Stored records

Start of Block

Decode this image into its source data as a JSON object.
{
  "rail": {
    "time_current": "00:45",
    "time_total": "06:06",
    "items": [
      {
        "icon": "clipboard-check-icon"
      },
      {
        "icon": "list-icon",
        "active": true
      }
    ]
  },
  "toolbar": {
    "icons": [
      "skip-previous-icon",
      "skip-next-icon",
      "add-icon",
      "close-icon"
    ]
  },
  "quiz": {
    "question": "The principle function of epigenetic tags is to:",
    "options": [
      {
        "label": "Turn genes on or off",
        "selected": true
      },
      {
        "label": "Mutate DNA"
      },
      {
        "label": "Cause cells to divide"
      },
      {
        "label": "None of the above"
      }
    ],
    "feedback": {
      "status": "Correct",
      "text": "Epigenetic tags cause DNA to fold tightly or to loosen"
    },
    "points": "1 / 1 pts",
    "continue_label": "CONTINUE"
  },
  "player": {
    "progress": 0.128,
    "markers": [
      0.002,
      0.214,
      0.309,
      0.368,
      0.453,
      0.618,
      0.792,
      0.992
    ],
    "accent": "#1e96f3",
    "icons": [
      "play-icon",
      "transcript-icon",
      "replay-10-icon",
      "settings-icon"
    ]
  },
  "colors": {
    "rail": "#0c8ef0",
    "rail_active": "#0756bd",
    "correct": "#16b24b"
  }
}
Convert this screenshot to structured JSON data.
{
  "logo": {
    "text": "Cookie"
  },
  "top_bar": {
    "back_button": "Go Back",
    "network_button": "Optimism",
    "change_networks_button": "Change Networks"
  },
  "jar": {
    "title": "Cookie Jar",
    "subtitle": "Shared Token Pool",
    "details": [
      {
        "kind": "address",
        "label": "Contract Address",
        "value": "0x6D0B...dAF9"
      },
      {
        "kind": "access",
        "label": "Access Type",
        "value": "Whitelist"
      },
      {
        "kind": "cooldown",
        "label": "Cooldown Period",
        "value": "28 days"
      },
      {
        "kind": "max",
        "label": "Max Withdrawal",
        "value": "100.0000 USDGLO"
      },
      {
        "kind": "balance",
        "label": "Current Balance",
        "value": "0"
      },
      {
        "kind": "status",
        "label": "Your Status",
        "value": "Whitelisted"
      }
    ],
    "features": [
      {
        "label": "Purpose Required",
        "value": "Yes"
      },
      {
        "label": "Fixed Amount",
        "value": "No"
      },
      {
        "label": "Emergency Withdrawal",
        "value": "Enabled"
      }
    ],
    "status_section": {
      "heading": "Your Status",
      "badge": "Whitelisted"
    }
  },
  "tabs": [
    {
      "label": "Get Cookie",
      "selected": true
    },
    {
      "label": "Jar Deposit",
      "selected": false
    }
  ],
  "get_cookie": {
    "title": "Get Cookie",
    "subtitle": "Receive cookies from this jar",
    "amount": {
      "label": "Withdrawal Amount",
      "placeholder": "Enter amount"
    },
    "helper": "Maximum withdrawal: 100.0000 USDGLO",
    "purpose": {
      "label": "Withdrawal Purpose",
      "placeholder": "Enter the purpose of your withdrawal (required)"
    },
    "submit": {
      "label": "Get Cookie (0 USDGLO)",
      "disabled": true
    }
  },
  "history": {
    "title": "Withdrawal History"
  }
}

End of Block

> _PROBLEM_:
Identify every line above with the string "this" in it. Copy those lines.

> _TASK OUTPUT_:
Decode this image into its source data as a JSON object.
Convert this screenshot to structured JSON data.
    "subtitle": "Receive cookies from this jar",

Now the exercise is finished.